Table 1: Skateboard wheel characteristics at different ranges on Durometer scale A.
75A - 87A
Extremely soft wheels, suitable for longboards or standard skateboards running over rough surfaces.
Best for: cruising, commuting, downhill skateboarding.
88A - 95A
Slightly harder wheels with faster velocity, providing less grip, soft enough to run over bumps.
Best for: street skating in urban areas.
96A - 99A
Hard, all-round wheels with outstanding balance, providing excellent grip and moderate speed.
Best for: street skating, smooth surfaces skating (bowls, ramps, skatepark, etc.)
3. Durometer Scale B
When the wheel hardness goes beyond 100 in Durometer scale A, it is time to use Durometer scale B to describe the figure. Scale B is simply subtracting 20 points from scale A.
For example, 81B and 101A mean the same thing. Or, 84B is the same as 104A.
The below table will give you a brief description of two additional ranges of Durometer scale B.
Table 2: Skateboard wheel characteristics at different ranges on Durometer scale B.
80B - 82B
Very hard wheels with little grip, providing exceptional speed, not designed for slick and rough surfaces.
Best for: professional skateboard players.
83B - 84B

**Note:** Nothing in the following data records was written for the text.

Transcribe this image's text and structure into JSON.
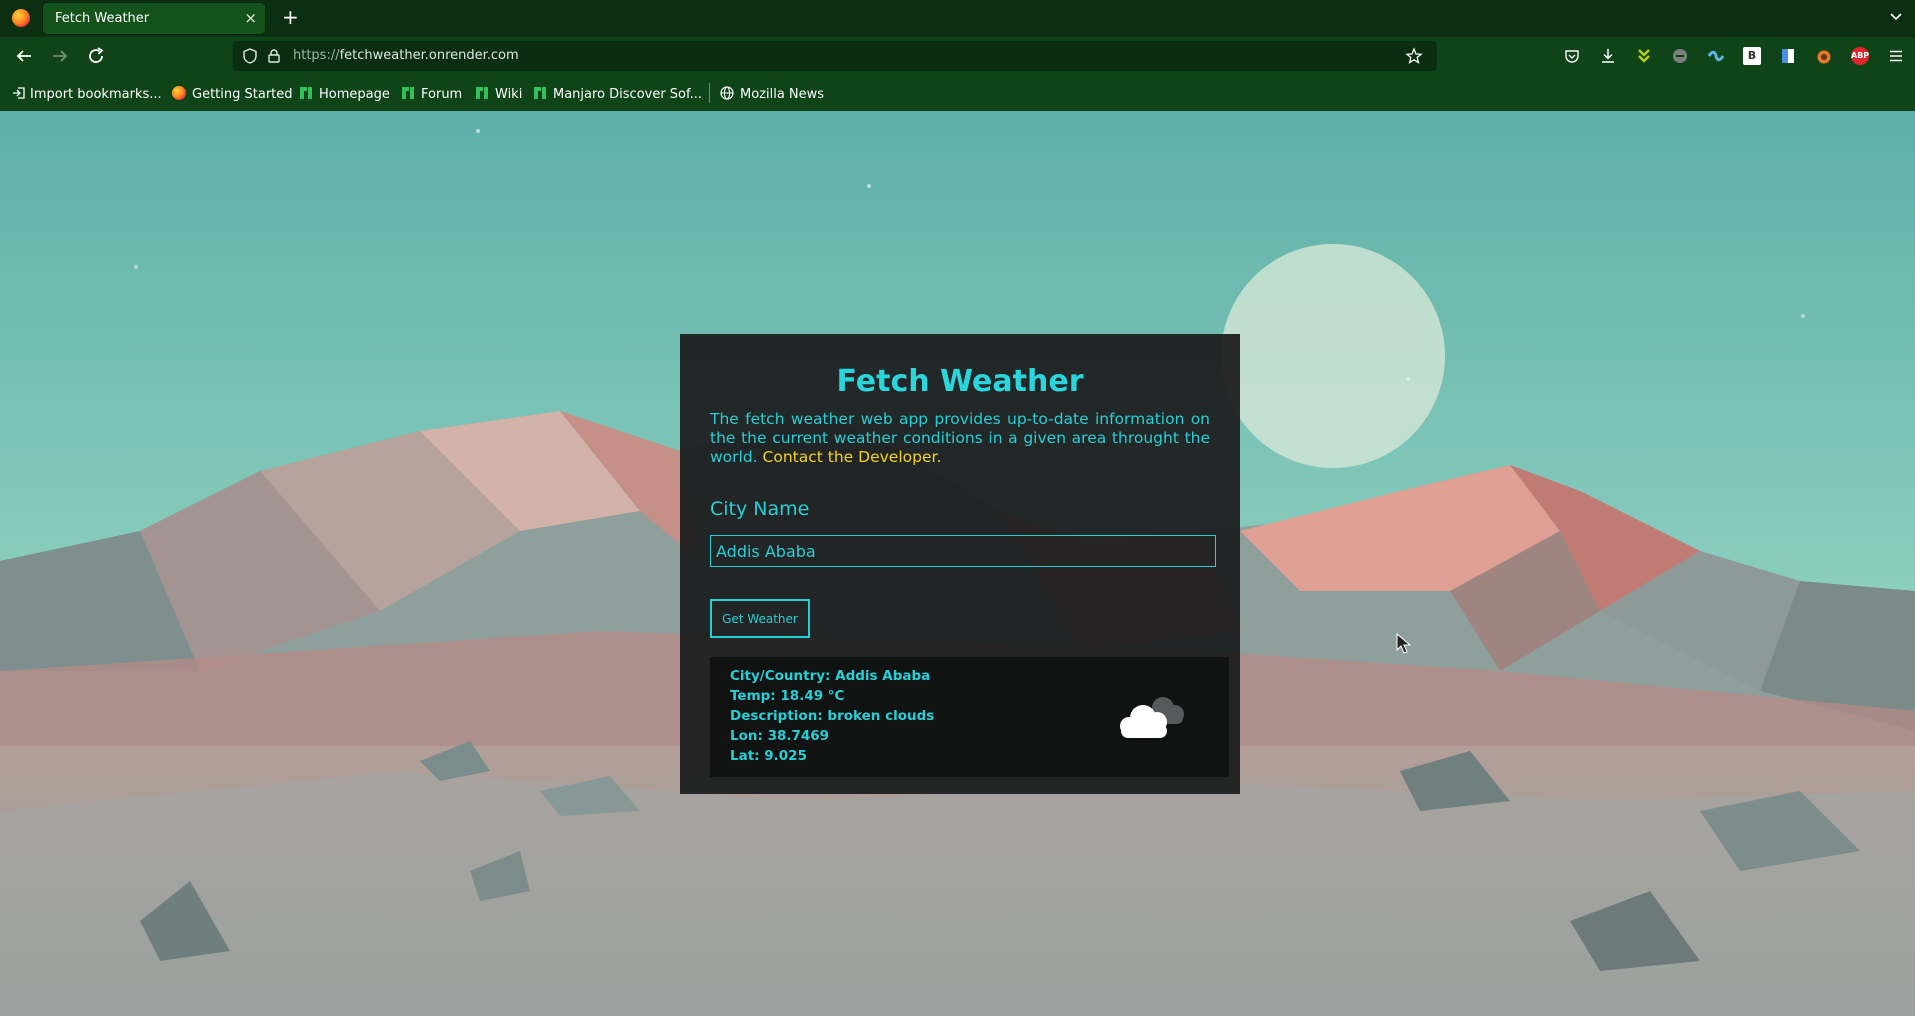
{
  "browser": {
    "tab_title": "Fetch Weather",
    "tab_close": "×",
    "new_tab": "+",
    "url_prefix": "https://",
    "url_host": "fetchweather.onrender.com",
    "bookmarks": [
      {
        "label": "Import bookmarks...",
        "icon": "import-icon"
      },
      {
        "label": "Getting Started",
        "icon": "firefox-icon"
      },
      {
        "label": "Homepage",
        "icon": "manjaro-icon"
      },
      {
        "label": "Forum",
        "icon": "manjaro-icon"
      },
      {
        "label": "Wiki",
        "icon": "manjaro-icon"
      },
      {
        "label": "Manjaro Discover Sof...",
        "icon": "manjaro-icon"
      },
      {
        "label": "Mozilla News",
        "icon": "globe-icon"
      }
    ],
    "extensions": [
      "pocket-icon",
      "download-icon",
      "extension-green-icon",
      "extension-gray-icon",
      "extension-blue-icon",
      "extension-b-icon",
      "extension-doc-icon",
      "extension-orange-icon",
      "adblock-plus-icon",
      "menu-icon"
    ],
    "adblock_label": "ABP",
    "b_ext_label": "B"
  },
  "app": {
    "title": "Fetch Weather",
    "description": "The fetch weather web app provides up-to-date information on the the current weather conditions in a given area throught the world.",
    "contact_link": "Contact the Developer.",
    "city_label": "City Name",
    "city_value": "Addis Ababa",
    "button_label": "Get Weather",
    "result": {
      "city": "City/Country: Addis Ababa",
      "temp": "Temp: 18.49 °C",
      "description": "Description: broken clouds",
      "lon": "Lon: 38.7469",
      "lat": "Lat: 9.025",
      "icon": "broken-clouds-icon"
    }
  },
  "colors": {
    "accent": "#27cfd6",
    "link": "#f1d41f",
    "chrome": "#0f4418"
  }
}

Extremely hard wheels, the toughest ones in the market.
Best for: professional skateboard players.
Soft Skateboard Wheels Vs Hard: What Should You Choose?
1. Soft Skateboard Wheels: An In-Depth Look

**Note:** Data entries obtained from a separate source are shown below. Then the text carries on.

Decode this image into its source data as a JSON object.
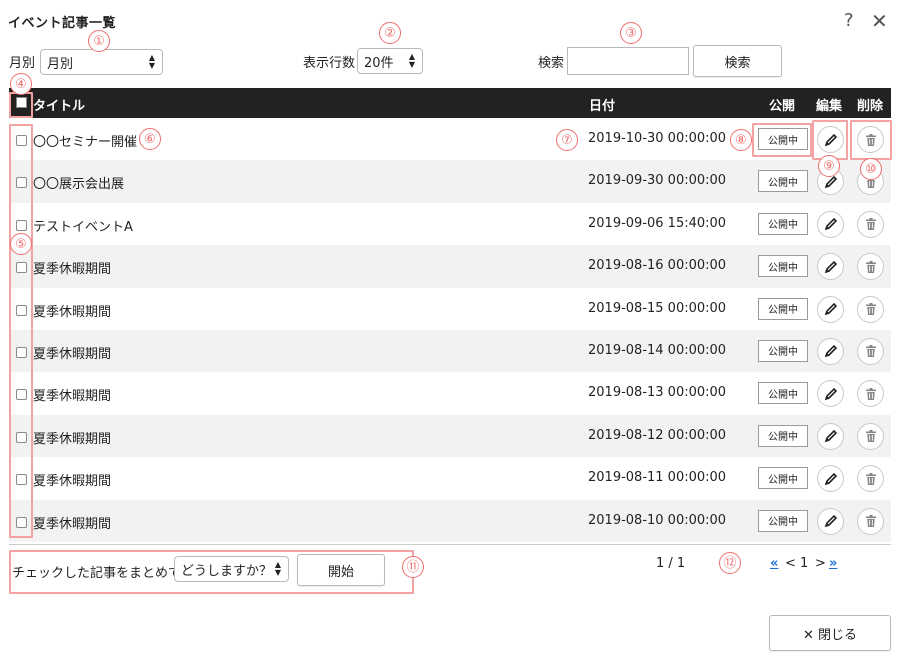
{
  "window": {
    "title": "イベント記事一覧",
    "help_label": "?",
    "close_label": "✕"
  },
  "filters": {
    "month_label": "月別",
    "month_value": "月別",
    "rows_label": "表示行数",
    "rows_value": "20件",
    "search_label": "検索",
    "search_value": "",
    "search_button": "検索"
  },
  "table": {
    "columns": {
      "title": "タイトル",
      "date": "日付",
      "public": "公開",
      "edit": "編集",
      "delete": "削除"
    },
    "rows": [
      {
        "title": "〇〇セミナー開催",
        "date": "2019-10-30 00:00:00",
        "status": "公開中"
      },
      {
        "title": "〇〇展示会出展",
        "date": "2019-09-30 00:00:00",
        "status": "公開中"
      },
      {
        "title": "テストイベントA",
        "date": "2019-09-06 15:40:00",
        "status": "公開中"
      },
      {
        "title": "夏季休暇期間",
        "date": "2019-08-16 00:00:00",
        "status": "公開中"
      },
      {
        "title": "夏季休暇期間",
        "date": "2019-08-15 00:00:00",
        "status": "公開中"
      },
      {
        "title": "夏季休暇期間",
        "date": "2019-08-14 00:00:00",
        "status": "公開中"
      },
      {
        "title": "夏季休暇期間",
        "date": "2019-08-13 00:00:00",
        "status": "公開中"
      },
      {
        "title": "夏季休暇期間",
        "date": "2019-08-12 00:00:00",
        "status": "公開中"
      },
      {
        "title": "夏季休暇期間",
        "date": "2019-08-11 00:00:00",
        "status": "公開中"
      },
      {
        "title": "夏季休暇期間",
        "date": "2019-08-10 00:00:00",
        "status": "公開中"
      }
    ]
  },
  "bulk": {
    "label": "チェックした記事をまとめて",
    "select_value": "どうしますか？",
    "start_button": "開始"
  },
  "pagination": {
    "info": "1 / 1",
    "first": "«",
    "prev": "<",
    "current": "1",
    "next": ">",
    "last": "»"
  },
  "footer": {
    "close_button": "✕ 閉じる"
  },
  "annotations": [
    "①",
    "②",
    "③",
    "④",
    "⑤",
    "⑥",
    "⑦",
    "⑧",
    "⑨",
    "⑩",
    "⑪",
    "⑫"
  ],
  "colors": {
    "header_bg": "#222222",
    "annotation": "#ef6e6e",
    "link": "#1a6fd4",
    "row_alt": "#f2f2f2"
  }
}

Soft skateboard wheels have their Durometer figure running between 75A to 95A. They are wonderful choices for cruising and wandering around, as they require little effort to push and maintain speed.

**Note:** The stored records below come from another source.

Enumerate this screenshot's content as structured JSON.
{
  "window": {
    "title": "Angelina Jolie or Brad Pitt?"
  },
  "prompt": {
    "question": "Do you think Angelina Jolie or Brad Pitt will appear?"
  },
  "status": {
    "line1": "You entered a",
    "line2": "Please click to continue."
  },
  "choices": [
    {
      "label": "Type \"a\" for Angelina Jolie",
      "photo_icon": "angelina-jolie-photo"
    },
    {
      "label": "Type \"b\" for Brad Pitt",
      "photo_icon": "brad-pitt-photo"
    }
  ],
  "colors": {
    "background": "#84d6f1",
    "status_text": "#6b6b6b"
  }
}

Soft wheels provide safer skateboarding experiences as they can effectively handle small cracks, rocks, or any obstacle that your board runs into.
If you are planning to run in the skatepark, cruising a bowl or a flat bank, you must choose soft skateboard wheels as they add more speed and flow to your style.
However, if you are into technical street skateboarding tricks, you should leave soft wheels out of your selection list. Any wheel below 95A is not built for stair jumping and trick performing, as they generate a lot of resistance and grips.
In short, soft wheels have the following pros and cons:
2. Hard Skateboard Wheels: A Comprehensive Explanation
Any skateboard wheel ranging from 96A to 104A (or 84B) belongs to the hard category. These options are built and dedicated to veteran and professional street skaters.
Running these hard wheels on rough roads is not recommended. On slick surfaces, they have a tendency to slide more. Pushing it requires more effort and also creates louder noises. Hard wheels are also difficult to control the balance.
The safe choice for beginners to technical skateboarding is between 96A and 99A. Anything beyond that number requires higher levels of skills and experience.
The table below will summarize certain pros and cons of hard wheels.
3. The Ultimate Comparison
First of all, let’s talk about the most obvious criteria, which is the Durometer figure. Hard wheels’ number ranges in the higher end (from 96A to 104A), while soft wheels’ data falls between 75A and 95A.
Another important criterion is the wheel structure. Compared to soft skateboard wheels, hard wheels are smaller in size and lighter in weight. That is the reason why hard wheels generate better acceleration.
The third criterion is the grip factor. Hard skateboard wheels create less grip and friction than their soft counterparts. Therefore, when performing maneuvers, you will have an easier time with hard wheels as they give your rides more quickness with technical style.
In terms of speed, hard wheels gain the upper hand. Harder skateboard wheels are faster, owing to the lower friction they have with the ground.
Regarding the applicable playground, there are also certain distinctions. If soft wheels are designed for cruising on rough surfaces, their hard counterparts are ideal for aggressive and technical plays in the skatepark.
This article has shed light on the matchup between soft skateboard wheels vs hard. All information mentioned in this writing is relatively basic, which is suitable for beginners to the sport.
I hope you have gained some knowledge on both types of wheel hardness, which is useful for your purchasing decision.